A major focus of occupational therapy is rehabilitation related to impairments of the upper extremity (shoulder, elbow, forearm, wrist, hand) and 85% of certified hand therapists are occupational therapy professionals. But whether in a specialized hand clinic or general rehabilitation clinic, the role of occupational therapy in upper extremity rehabilitation is to return the client to meaningful participation in his or her daily activities.

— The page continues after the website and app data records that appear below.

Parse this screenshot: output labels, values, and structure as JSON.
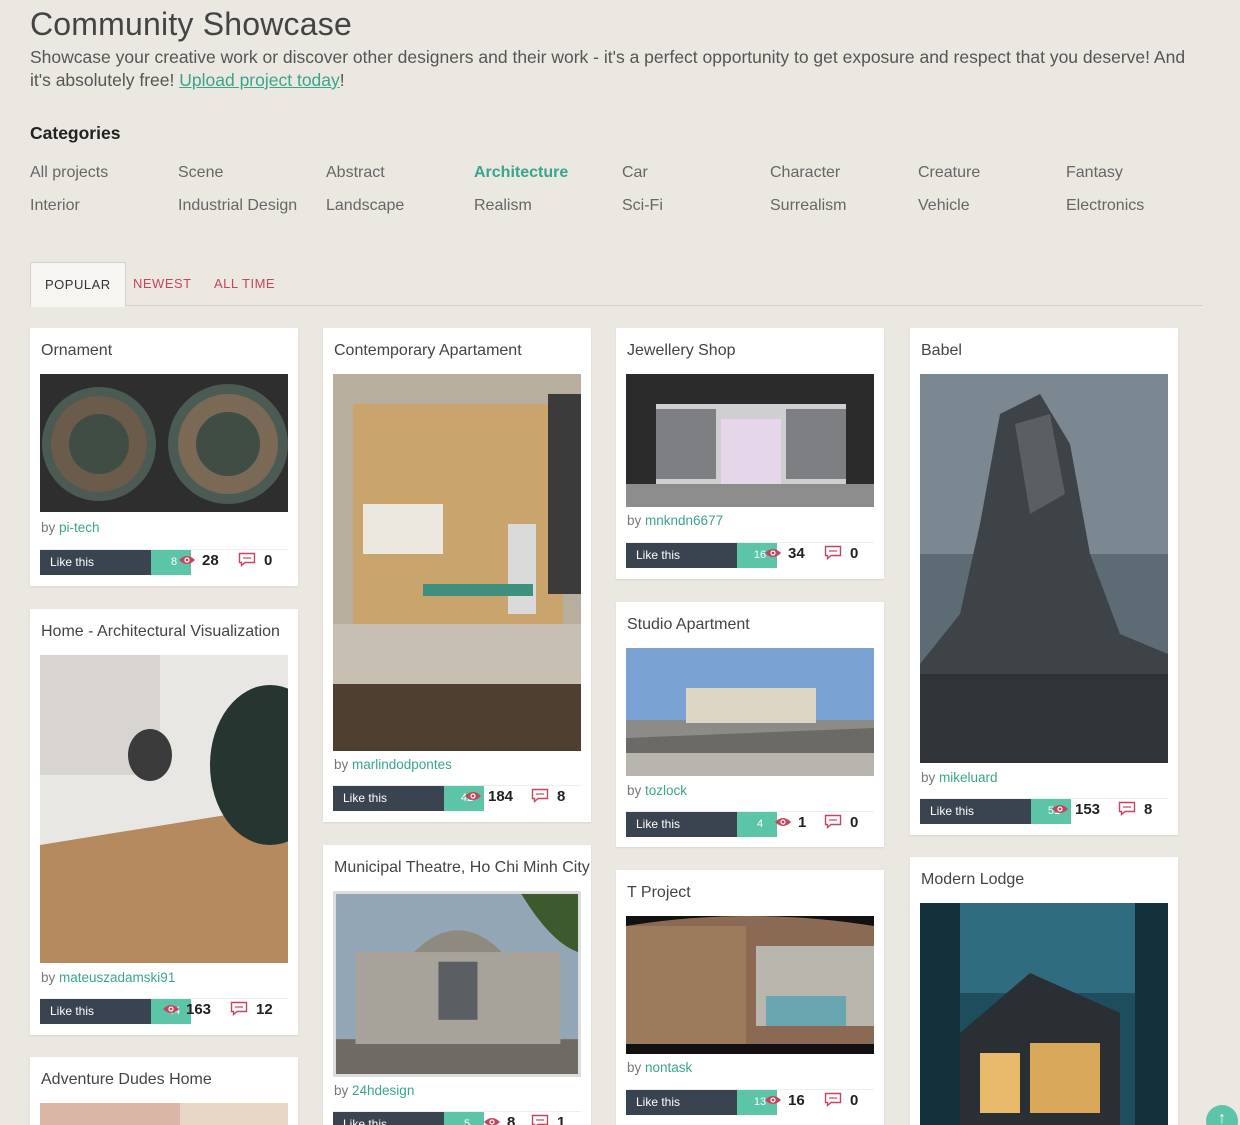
{
  "header": {
    "title": "Community Showcase",
    "intro_text": "Showcase your creative work or discover other designers and their work - it's a perfect opportunity to get exposure and respect that you deserve! And it's absolutely free! ",
    "intro_link": "Upload project today",
    "intro_end": "!"
  },
  "categories": {
    "heading": "Categories",
    "items": [
      "All projects",
      "Scene",
      "Abstract",
      "Architecture",
      "Car",
      "Character",
      "Creature",
      "Fantasy",
      "Interior",
      "Industrial Design",
      "Landscape",
      "Realism",
      "Sci-Fi",
      "Surrealism",
      "Vehicle",
      "Electronics"
    ],
    "active": "Architecture"
  },
  "tabs": [
    {
      "label": "POPULAR",
      "active": true
    },
    {
      "label": "NEWEST",
      "active": false
    },
    {
      "label": "ALL TIME",
      "active": false
    }
  ],
  "like_label": "Like this",
  "by_prefix": "by ",
  "cards": [
    {
      "title": "Ornament",
      "author": "pi-tech",
      "likes": "8",
      "views": "28",
      "comments": "0"
    },
    {
      "title": "Home - Architectural Visualization",
      "author": "mateuszadamski91",
      "likes": "44",
      "views": "163",
      "comments": "12"
    },
    {
      "title": "Adventure Dudes Home"
    },
    {
      "title": "Contemporary Apartament",
      "author": "marlindodpontes",
      "likes": "42",
      "views": "184",
      "comments": "8"
    },
    {
      "title": "Municipal Theatre, Ho Chi Minh City",
      "author": "24hdesign",
      "likes": "5",
      "views": "8",
      "comments": "1"
    },
    {
      "title": "Jewellery Shop",
      "author": "mnkndn6677",
      "likes": "16",
      "views": "34",
      "comments": "0"
    },
    {
      "title": "Studio Apartment",
      "author": "tozlock",
      "likes": "4",
      "views": "1",
      "comments": "0"
    },
    {
      "title": "T Project",
      "author": "nontask",
      "likes": "13",
      "views": "16",
      "comments": "0"
    },
    {
      "title": "Babel",
      "author": "mikeluard",
      "likes": "51",
      "views": "153",
      "comments": "8"
    },
    {
      "title": "Modern Lodge"
    }
  ],
  "scroll_top_icon": "arrow-up-icon"
}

Upper extremity disability can result in disruption of many, if not all, activities of daily living. OT professionals receive a strong educational component in psychosocial development and pathology. This provides the basis for understanding the impact of upper extremity dysfunction on key daily activities and roles. Course work in mental health gives OTs the skills to evaluate clients' psychosocial and emotional needs, modify the treatment approach to facilitate compliance with the rehab program, and promote the best outcome possible.
Because of the holistic, client-centered approach of OT, clients are met at their current level of function. Through activity analysis, the OT is able to address each client's priorities, along with his or her pathologies, with activity modifications and compensatory techniques to facilitate performing at his or her greatest level of independence from the start, and at every step of the rehab process. This independence encourages the integration of the affected upper extremity as soon as possible, thereby making the journey to maximal function seamless.